Task objective
Make an exact copy of the lines below.

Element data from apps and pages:
------------------------------------------------------------------------
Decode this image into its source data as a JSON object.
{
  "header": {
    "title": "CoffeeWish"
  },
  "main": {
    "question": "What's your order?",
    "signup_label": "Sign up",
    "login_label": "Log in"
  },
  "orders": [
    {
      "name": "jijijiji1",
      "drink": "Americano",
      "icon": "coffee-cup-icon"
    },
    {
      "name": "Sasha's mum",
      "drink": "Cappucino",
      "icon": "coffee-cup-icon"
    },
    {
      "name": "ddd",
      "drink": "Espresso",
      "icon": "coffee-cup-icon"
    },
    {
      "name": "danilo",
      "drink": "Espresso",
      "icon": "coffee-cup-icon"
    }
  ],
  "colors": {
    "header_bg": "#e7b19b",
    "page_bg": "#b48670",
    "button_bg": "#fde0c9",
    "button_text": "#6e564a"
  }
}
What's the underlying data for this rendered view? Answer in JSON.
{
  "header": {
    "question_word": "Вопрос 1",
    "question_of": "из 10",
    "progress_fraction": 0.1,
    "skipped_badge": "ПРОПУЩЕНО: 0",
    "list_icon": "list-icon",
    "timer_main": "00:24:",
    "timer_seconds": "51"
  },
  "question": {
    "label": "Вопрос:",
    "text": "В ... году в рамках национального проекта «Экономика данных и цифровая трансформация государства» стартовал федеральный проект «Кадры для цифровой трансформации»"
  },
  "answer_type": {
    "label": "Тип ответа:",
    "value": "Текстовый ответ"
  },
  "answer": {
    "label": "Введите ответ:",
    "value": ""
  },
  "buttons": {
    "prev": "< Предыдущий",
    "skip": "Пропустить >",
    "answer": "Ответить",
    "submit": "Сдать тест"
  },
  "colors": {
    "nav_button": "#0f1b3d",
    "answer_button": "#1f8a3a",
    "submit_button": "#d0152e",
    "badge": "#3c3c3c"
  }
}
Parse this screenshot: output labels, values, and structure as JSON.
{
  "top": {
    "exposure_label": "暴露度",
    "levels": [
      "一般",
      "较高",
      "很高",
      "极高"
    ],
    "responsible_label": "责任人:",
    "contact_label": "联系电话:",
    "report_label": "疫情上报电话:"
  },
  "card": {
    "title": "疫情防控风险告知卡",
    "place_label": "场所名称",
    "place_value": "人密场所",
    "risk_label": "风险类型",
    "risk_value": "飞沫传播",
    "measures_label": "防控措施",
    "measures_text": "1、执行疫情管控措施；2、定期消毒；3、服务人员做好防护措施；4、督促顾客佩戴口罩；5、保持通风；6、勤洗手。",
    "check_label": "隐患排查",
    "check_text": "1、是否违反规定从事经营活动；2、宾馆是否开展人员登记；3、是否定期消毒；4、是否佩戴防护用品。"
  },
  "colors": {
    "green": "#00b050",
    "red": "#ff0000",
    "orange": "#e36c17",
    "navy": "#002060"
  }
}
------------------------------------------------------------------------
Result
Decode this image into its source data as a JSON object.
{
  "header": {
    "title": "CoffeeWish"
  },
  "main": {
    "question": "What's your order?",
    "signup_label": "Sign up",
    "login_label": "Log in"
  },
  "orders": [
    {
      "name": "jijijiji1",
      "drink": "Americano",
      "icon": "coffee-cup-icon"
    },
    {
      "name": "Sasha's mum",
      "drink": "Cappucino",
      "icon": "coffee-cup-icon"
    },
    {
      "name": "ddd",
      "drink": "Espresso",
      "icon": "coffee-cup-icon"
    },
    {
      "name": "danilo",
      "drink": "Espresso",
      "icon": "coffee-cup-icon"
    }
  ],
  "colors": {
    "header_bg": "#e7b19b",
    "page_bg": "#b48670",
    "button_bg": "#fde0c9",
    "button_text": "#6e564a"
  }
}
What's the underlying data for this rendered view? Answer in JSON.
{
  "header": {
    "question_word": "Вопрос 1",
    "question_of": "из 10",
    "progress_fraction": 0.1,
    "skipped_badge": "ПРОПУЩЕНО: 0",
    "list_icon": "list-icon",
    "timer_main": "00:24:",
    "timer_seconds": "51"
  },
  "question": {
    "label": "Вопрос:",
    "text": "В ... году в рамках национального проекта «Экономика данных и цифровая трансформация государства» стартовал федеральный проект «Кадры для цифровой трансформации»"
  },
  "answer_type": {
    "label": "Тип ответа:",
    "value": "Текстовый ответ"
  },
  "answer": {
    "label": "Введите ответ:",
    "value": ""
  },
  "buttons": {
    "prev": "< Предыдущий",
    "skip": "Пропустить >",
    "answer": "Ответить",
    "submit": "Сдать тест"
  },
  "colors": {
    "nav_button": "#0f1b3d",
    "answer_button": "#1f8a3a",
    "submit_button": "#d0152e",
    "badge": "#3c3c3c"
  }
}
Parse this screenshot: output labels, values, and structure as JSON.
{
  "top": {
    "exposure_label": "暴露度",
    "levels": [
      "一般",
      "较高",
      "很高",
      "极高"
    ],
    "responsible_label": "责任人:",
    "contact_label": "联系电话:",
    "report_label": "疫情上报电话:"
  },
  "card": {
    "title": "疫情防控风险告知卡",
    "place_label": "场所名称",
    "place_value": "人密场所",
    "risk_label": "风险类型",
    "risk_value": "飞沫传播",
    "measures_label": "防控措施",
    "measures_text": "1、执行疫情管控措施；2、定期消毒；3、服务人员做好防护措施；4、督促顾客佩戴口罩；5、保持通风；6、勤洗手。",
    "check_label": "隐患排查",
    "check_text": "1、是否违反规定从事经营活动；2、宾馆是否开展人员登记；3、是否定期消毒；4、是否佩戴防护用品。"
  },
  "colors": {
    "green": "#00b050",
    "red": "#ff0000",
    "orange": "#e36c17",
    "navy": "#002060"
  }
}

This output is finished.